Record extracts section start
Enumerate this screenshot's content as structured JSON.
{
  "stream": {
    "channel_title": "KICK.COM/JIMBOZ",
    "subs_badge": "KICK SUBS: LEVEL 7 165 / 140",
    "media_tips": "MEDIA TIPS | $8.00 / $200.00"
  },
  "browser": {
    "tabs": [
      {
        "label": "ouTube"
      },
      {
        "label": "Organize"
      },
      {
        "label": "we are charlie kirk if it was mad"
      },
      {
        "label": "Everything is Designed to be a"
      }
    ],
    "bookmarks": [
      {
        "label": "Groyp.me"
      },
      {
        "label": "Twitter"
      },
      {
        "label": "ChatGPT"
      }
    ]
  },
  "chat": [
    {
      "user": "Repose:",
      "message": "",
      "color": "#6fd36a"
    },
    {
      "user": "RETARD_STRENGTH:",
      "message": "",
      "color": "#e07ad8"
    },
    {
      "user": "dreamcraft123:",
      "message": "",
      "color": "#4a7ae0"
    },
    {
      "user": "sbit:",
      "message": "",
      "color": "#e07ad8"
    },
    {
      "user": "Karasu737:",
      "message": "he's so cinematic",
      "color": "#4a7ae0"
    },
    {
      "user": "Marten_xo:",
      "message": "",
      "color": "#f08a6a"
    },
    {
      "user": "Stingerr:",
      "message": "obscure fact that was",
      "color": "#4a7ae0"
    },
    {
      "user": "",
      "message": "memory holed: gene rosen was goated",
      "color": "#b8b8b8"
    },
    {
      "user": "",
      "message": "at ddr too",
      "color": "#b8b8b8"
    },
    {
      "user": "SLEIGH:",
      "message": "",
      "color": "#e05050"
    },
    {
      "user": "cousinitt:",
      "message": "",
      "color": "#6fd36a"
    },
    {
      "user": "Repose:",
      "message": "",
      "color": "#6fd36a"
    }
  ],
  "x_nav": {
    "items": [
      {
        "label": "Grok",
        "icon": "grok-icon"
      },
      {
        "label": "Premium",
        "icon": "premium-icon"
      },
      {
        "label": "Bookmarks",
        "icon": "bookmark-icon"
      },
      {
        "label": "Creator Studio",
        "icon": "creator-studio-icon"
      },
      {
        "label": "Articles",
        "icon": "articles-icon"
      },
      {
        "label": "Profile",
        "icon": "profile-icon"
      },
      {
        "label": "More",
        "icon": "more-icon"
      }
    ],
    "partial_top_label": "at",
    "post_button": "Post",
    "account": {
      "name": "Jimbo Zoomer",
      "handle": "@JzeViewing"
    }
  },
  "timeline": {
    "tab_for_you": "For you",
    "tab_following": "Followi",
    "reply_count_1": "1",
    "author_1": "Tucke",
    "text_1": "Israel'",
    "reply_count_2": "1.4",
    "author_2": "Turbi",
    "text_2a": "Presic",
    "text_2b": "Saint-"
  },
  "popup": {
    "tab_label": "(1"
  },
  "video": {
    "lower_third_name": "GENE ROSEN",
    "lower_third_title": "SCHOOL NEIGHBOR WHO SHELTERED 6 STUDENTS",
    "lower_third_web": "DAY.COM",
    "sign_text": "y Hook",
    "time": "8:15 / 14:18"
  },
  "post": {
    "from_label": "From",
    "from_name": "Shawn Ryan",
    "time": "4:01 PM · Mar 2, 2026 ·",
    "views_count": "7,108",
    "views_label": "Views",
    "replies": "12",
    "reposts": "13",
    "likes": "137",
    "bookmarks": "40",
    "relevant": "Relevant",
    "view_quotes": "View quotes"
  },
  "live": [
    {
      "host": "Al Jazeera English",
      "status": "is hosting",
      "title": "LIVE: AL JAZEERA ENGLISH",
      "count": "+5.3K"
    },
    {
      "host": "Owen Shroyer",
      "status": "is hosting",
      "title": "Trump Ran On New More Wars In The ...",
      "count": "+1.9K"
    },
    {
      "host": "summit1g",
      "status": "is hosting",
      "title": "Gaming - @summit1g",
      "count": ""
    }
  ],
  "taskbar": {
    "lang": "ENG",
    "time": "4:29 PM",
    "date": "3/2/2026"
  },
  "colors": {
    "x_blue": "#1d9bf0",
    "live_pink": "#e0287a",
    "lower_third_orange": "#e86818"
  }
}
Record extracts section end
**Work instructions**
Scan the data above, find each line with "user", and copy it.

**Output for this task**
      "user": "Repose:",
      "user": "RETARD_STRENGTH:",
      "user": "dreamcraft123:",
      "user": "sbit:",
      "user": "Karasu737:",
      "user": "Marten_xo:",
      "user": "Stingerr:",
      "user": "",
      "user": "",
      "user": "SLEIGH:",
      "user": "cousinitt:",
      "user": "Repose:",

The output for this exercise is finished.